Justice for Women Campaign Update: Texas Prison Program Focuses on Trauma and Education Needs of Incarcerated Women

September 25, 2019

Yesterday, the Texas Department of Criminal Justice (TDCJ, the state prison system) unveiled a first-of-its-kind women’s reentry program designed to help incarcerated women address and heal from trauma, as well as connect with jobs that will be waiting for them upon their release. The program is small—only 31 women in the inaugural class, though TDCJ is aiming to double it by the end of the year—and it starts late—during the last 12 weeks of a participant’s sentence. But it is a step in the right direction.

My advocate partners and I know that this program was a long time coming. In spring 2018, TCJC released a two-part report series on women in Texas' criminal justice system. Those reports shed light on the fact that women in Texas prisons have access to far fewer educational and vocational opportunities than their male counterparts. The reports also included survey data from incarcerated women, which showed the majority of women felt the prison system was not adequately addressing their employment training needs.

We followed the reports with the launch of a webpage dedicated to women’s justice, which includes stories of women impacted by Texas’ justice system – stories that have been critical to reform. We also partnered with Lauren Johnson (ACLU of Texas) and Brittany Barnett (Girls Embracing Mothers, Buried Alive Project) to establish a statewide coalition of system-impacted women and advocates, which has worked alongside many other passionate individuals and groups calling for women’s justice.

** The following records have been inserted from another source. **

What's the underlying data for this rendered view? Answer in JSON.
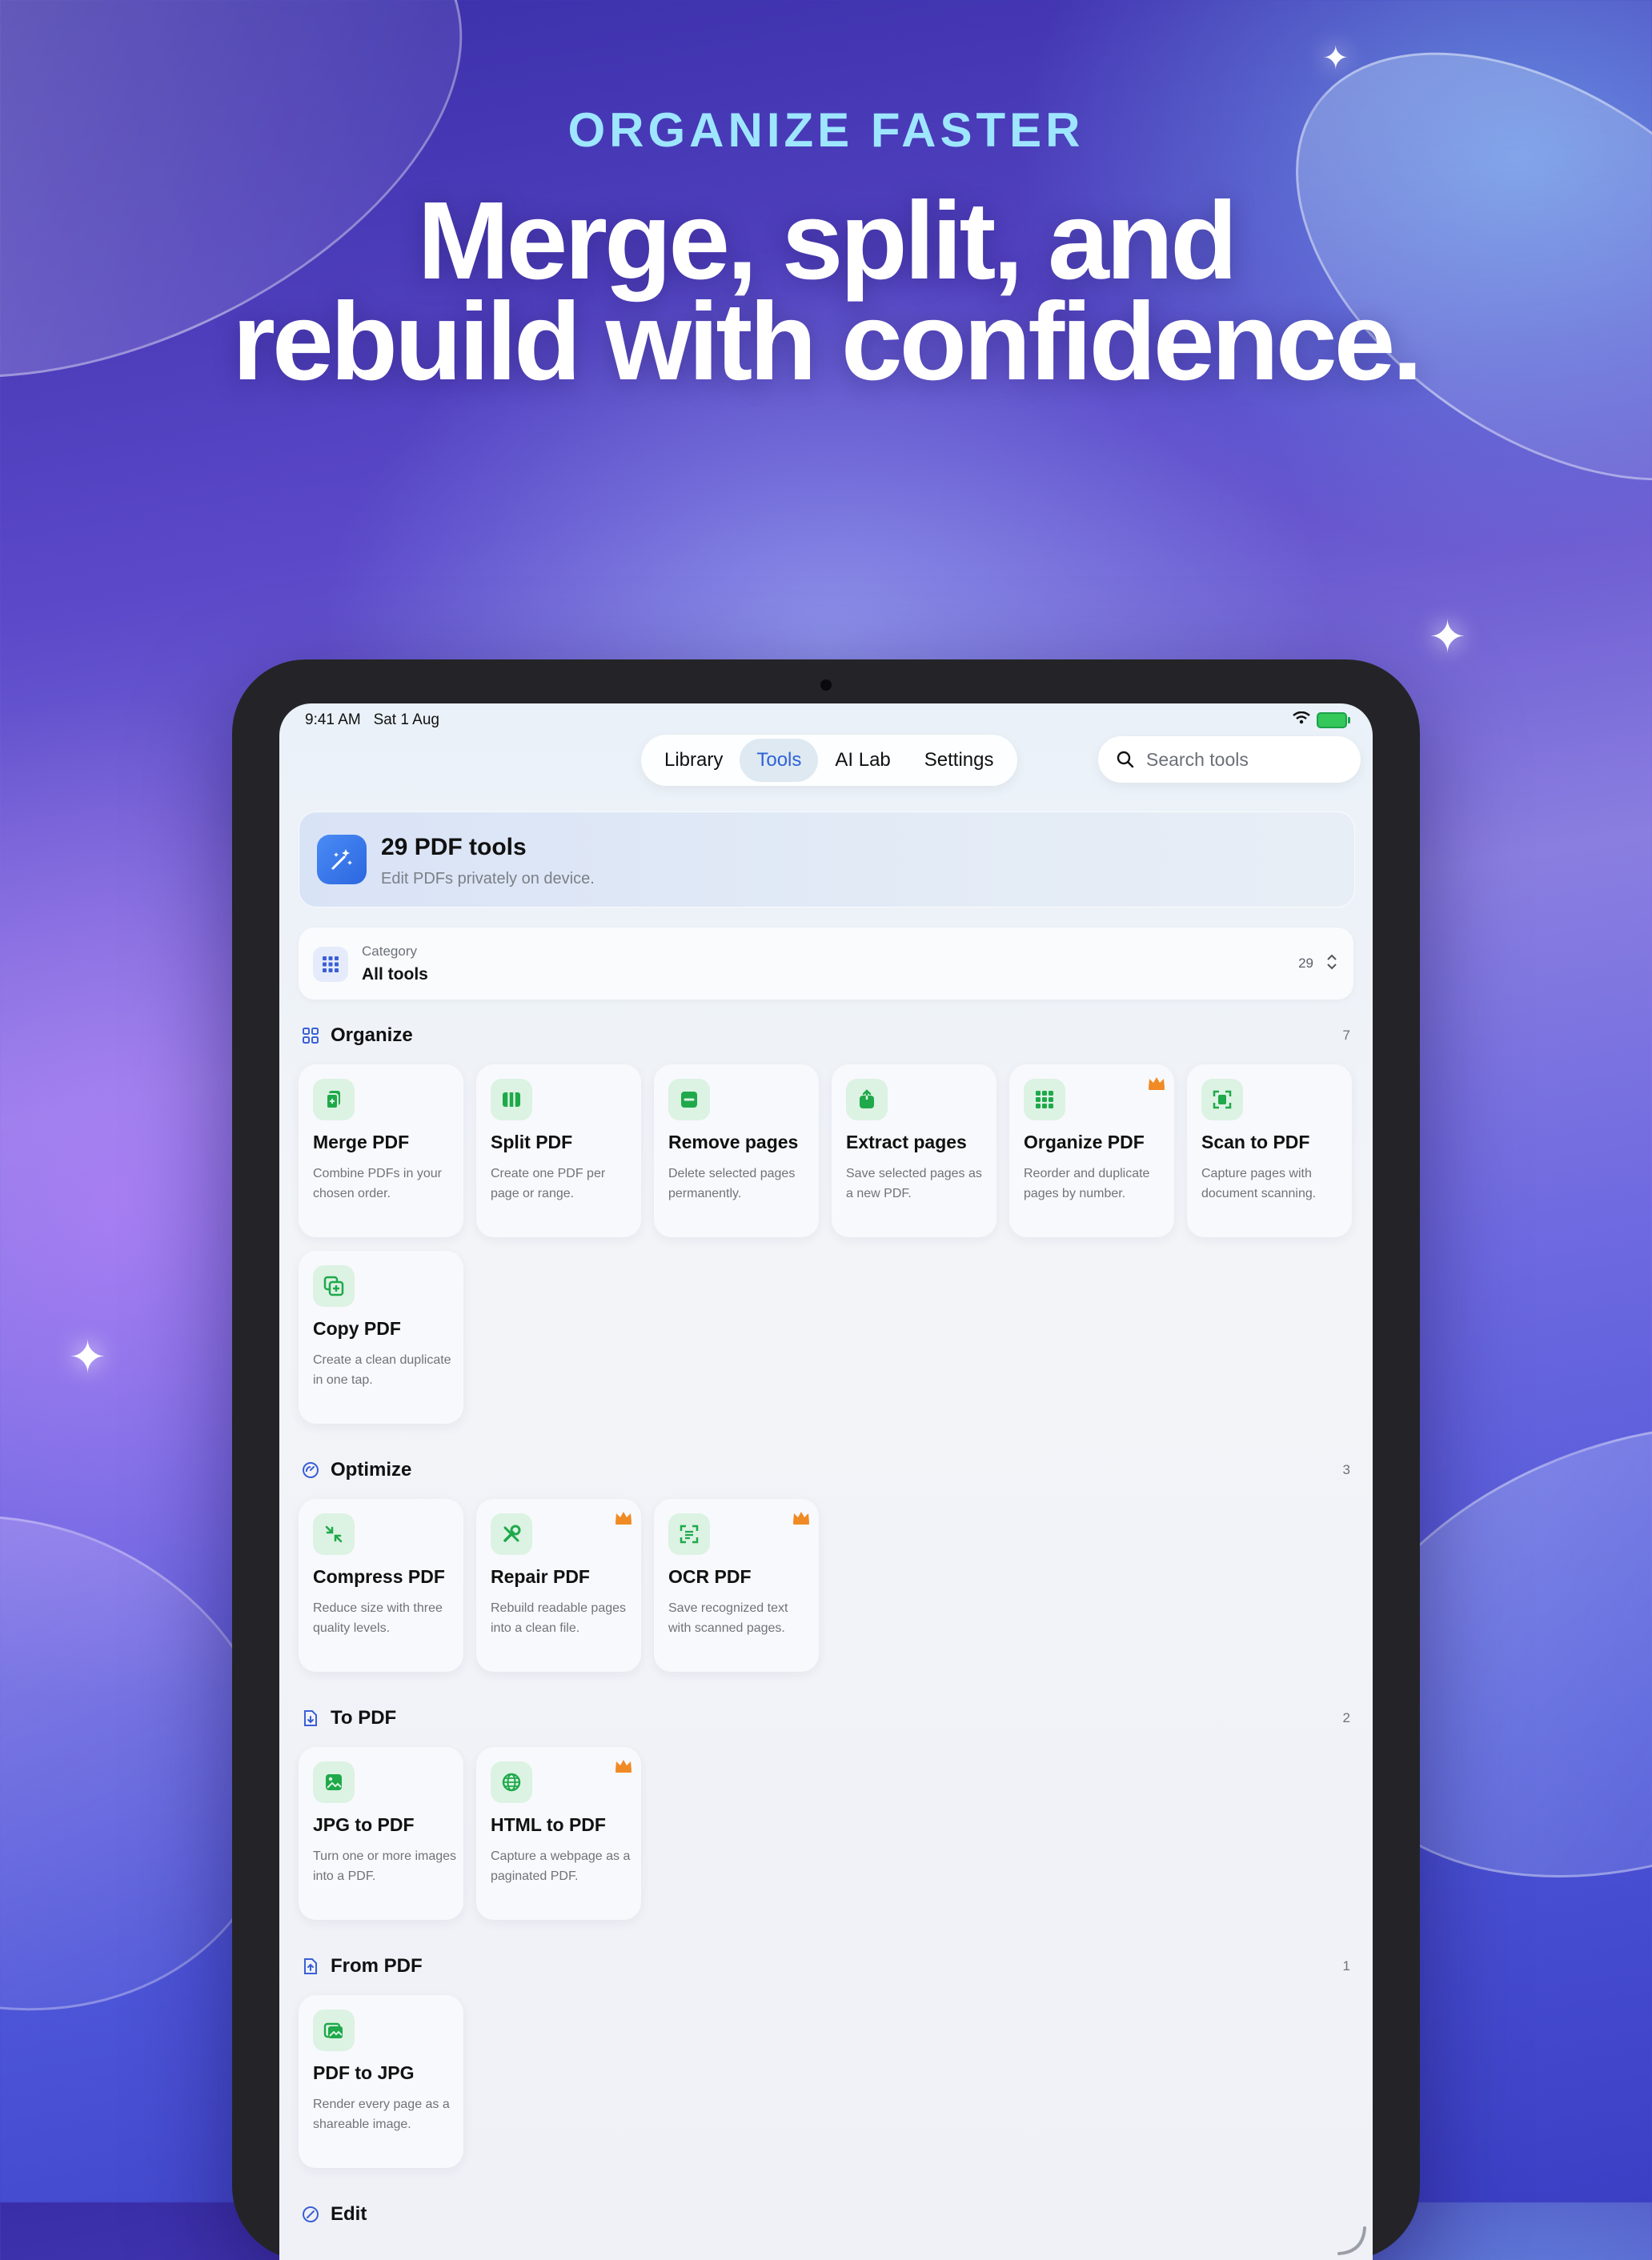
{
  "promo": {
    "eyebrow": "ORGANIZE FASTER",
    "headline_line1": "Merge, split, and",
    "headline_line2": "rebuild with confidence."
  },
  "status_bar": {
    "time": "9:41 AM",
    "date": "Sat 1 Aug"
  },
  "nav": {
    "tabs": [
      {
        "label": "Library",
        "active": false
      },
      {
        "label": "Tools",
        "active": true
      },
      {
        "label": "AI Lab",
        "active": false
      },
      {
        "label": "Settings",
        "active": false
      }
    ],
    "search_placeholder": "Search tools"
  },
  "hero": {
    "title": "29 PDF tools",
    "subtitle": "Edit PDFs privately on device.",
    "icon": "magic-wand-icon"
  },
  "category": {
    "label": "Category",
    "value": "All tools",
    "count": "29",
    "icon": "grid-icon"
  },
  "colors": {
    "accent": "#2e62d6",
    "tool_icon_bg": "#dcf2e3",
    "tool_icon_fg": "#1fa94a",
    "premium": "#f08a24"
  },
  "sections": [
    {
      "title": "Organize",
      "count": "7",
      "icon": "grid-squares-icon",
      "tools": [
        {
          "title": "Merge PDF",
          "desc": "Combine PDFs in your chosen order.",
          "icon": "merge-icon",
          "premium": false
        },
        {
          "title": "Split PDF",
          "desc": "Create one PDF per page or range.",
          "icon": "split-columns-icon",
          "premium": false
        },
        {
          "title": "Remove pages",
          "desc": "Delete selected pages permanently.",
          "icon": "minus-square-icon",
          "premium": false
        },
        {
          "title": "Extract pages",
          "desc": "Save selected pages as a new PDF.",
          "icon": "extract-icon",
          "premium": false
        },
        {
          "title": "Organize PDF",
          "desc": "Reorder and duplicate pages by number.",
          "icon": "grid-dots-icon",
          "premium": true
        },
        {
          "title": "Scan to PDF",
          "desc": "Capture pages with document scanning.",
          "icon": "scan-icon",
          "premium": false
        },
        {
          "title": "Copy PDF",
          "desc": "Create a clean duplicate in one tap.",
          "icon": "copy-plus-icon",
          "premium": false
        }
      ]
    },
    {
      "title": "Optimize",
      "count": "3",
      "icon": "gauge-icon",
      "tools": [
        {
          "title": "Compress PDF",
          "desc": "Reduce size with three quality levels.",
          "icon": "compress-arrows-icon",
          "premium": false
        },
        {
          "title": "Repair PDF",
          "desc": "Rebuild readable pages into a clean file.",
          "icon": "wrench-icon",
          "premium": true
        },
        {
          "title": "OCR PDF",
          "desc": "Save recognized text with scanned pages.",
          "icon": "text-scan-icon",
          "premium": true
        }
      ]
    },
    {
      "title": "To PDF",
      "count": "2",
      "icon": "doc-download-icon",
      "tools": [
        {
          "title": "JPG to PDF",
          "desc": "Turn one or more images into a PDF.",
          "icon": "image-icon",
          "premium": false
        },
        {
          "title": "HTML to PDF",
          "desc": "Capture a webpage as a paginated PDF.",
          "icon": "globe-icon",
          "premium": true
        }
      ]
    },
    {
      "title": "From PDF",
      "count": "1",
      "icon": "doc-upload-icon",
      "tools": [
        {
          "title": "PDF to JPG",
          "desc": "Render every page as a shareable image.",
          "icon": "images-icon",
          "premium": false
        }
      ]
    },
    {
      "title": "Edit",
      "count": "",
      "icon": "edit-icon",
      "tools": []
    }
  ]
}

TCJC also co-hosted Women Unshackled: The Next Step with the Coalition for Public Safety, which brought together individuals from throughout the country – bipartisan lawmakers, notable policy experts, impacted individuals, justice system practitioners, and advocates. Panelists and attendees discussed the growth of women in the justice system and identified solutions that would both stem women’s flow into incarceration and fundamentally change the experience of incarcerated women to one rooted in dignity.

Most recently, during Texas’ 2019 legislative session, our women’s coalition partnered with State Representative Donna Howard on House Bill 3227, which was signed into law by Governor Abbott and went into effect this month. This new law requires TDCJ to develop and implement policies that increase incarcerated women’s access to educational, vocational, and other rehabilitative programs.

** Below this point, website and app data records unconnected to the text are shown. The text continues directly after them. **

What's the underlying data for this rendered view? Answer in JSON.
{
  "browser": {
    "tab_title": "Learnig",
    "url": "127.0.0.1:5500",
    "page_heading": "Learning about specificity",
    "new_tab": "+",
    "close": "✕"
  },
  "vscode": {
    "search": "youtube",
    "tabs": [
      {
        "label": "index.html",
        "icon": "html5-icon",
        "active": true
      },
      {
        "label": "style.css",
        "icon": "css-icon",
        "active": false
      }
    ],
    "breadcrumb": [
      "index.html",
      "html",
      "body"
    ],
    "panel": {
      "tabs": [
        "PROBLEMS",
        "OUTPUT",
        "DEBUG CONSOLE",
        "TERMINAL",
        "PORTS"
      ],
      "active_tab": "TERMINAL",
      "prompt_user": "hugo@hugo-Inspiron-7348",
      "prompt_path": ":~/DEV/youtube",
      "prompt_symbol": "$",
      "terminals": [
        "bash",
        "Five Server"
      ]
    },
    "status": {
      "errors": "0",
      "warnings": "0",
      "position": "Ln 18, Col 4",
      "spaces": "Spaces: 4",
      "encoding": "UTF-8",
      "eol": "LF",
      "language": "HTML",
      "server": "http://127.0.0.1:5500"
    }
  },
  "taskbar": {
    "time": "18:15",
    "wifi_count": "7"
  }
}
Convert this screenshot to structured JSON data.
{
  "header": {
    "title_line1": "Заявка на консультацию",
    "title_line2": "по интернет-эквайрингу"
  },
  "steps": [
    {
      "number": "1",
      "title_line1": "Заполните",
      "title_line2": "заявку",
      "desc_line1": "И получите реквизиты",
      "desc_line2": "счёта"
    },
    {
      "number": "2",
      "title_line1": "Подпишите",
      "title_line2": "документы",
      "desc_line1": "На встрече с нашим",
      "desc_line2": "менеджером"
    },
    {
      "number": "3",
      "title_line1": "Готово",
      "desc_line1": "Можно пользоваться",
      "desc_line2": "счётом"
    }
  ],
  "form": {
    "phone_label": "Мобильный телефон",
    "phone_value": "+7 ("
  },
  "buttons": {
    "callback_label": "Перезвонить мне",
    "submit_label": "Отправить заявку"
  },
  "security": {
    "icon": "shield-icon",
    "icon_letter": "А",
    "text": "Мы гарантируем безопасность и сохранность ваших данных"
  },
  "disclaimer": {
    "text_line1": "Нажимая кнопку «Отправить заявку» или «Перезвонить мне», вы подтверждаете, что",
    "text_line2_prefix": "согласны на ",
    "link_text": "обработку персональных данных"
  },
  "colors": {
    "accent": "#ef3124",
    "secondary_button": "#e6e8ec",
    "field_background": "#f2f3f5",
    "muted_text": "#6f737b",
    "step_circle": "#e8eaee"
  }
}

And now, as our Justice for Women campaign continues, we are excited about TDCJ’s new program announcement. I do hope the program can continue to grow, serving not only more women, but also being duplicated in men’s units across the state. I hope the trauma component will be expanded beyond the last 12 weeks of a woman’s sentence, ideally starting the day a woman arrives in prison. I hope the entire criminal justice system becomes more trauma-informed, down to law enforcement who should be diverting a significant number of women into services for substance use disorder treatment, mental health treatment, and trauma recovery services, rather than arresting and prosecuting them for what are ultimately symptoms of trauma and victimization. 

But, again, this is a good start, and small changes like this take a lot of people working very hard.

If you are one of the people who has helped TCJC elevate the experiences of women incarcerated in Texas over the last two years—thank you! Raise your glass and toast to a small step for womankind!

About the Author: 

Lindsey Linder, J.D.

Senior Policy Attorney

As TCJC’s lead attorney working on youth justice reform and spearheading TCJC's women's justice efforts, Lindsey has been part of the TCJC team since 2015. Lindsey graduated with honors from Southern University Law Center, where she demonstrated her commitment to a rigorous academic life, community service, and volunteerism. Lindsey lives out her passion for advocacy by working diligently to promote positive change in Texas’ youth justice system to help strengthen families and treat kids like kids. She is also TCJC’s champion for women’s justice issues, and you can learn more about Lindsey here.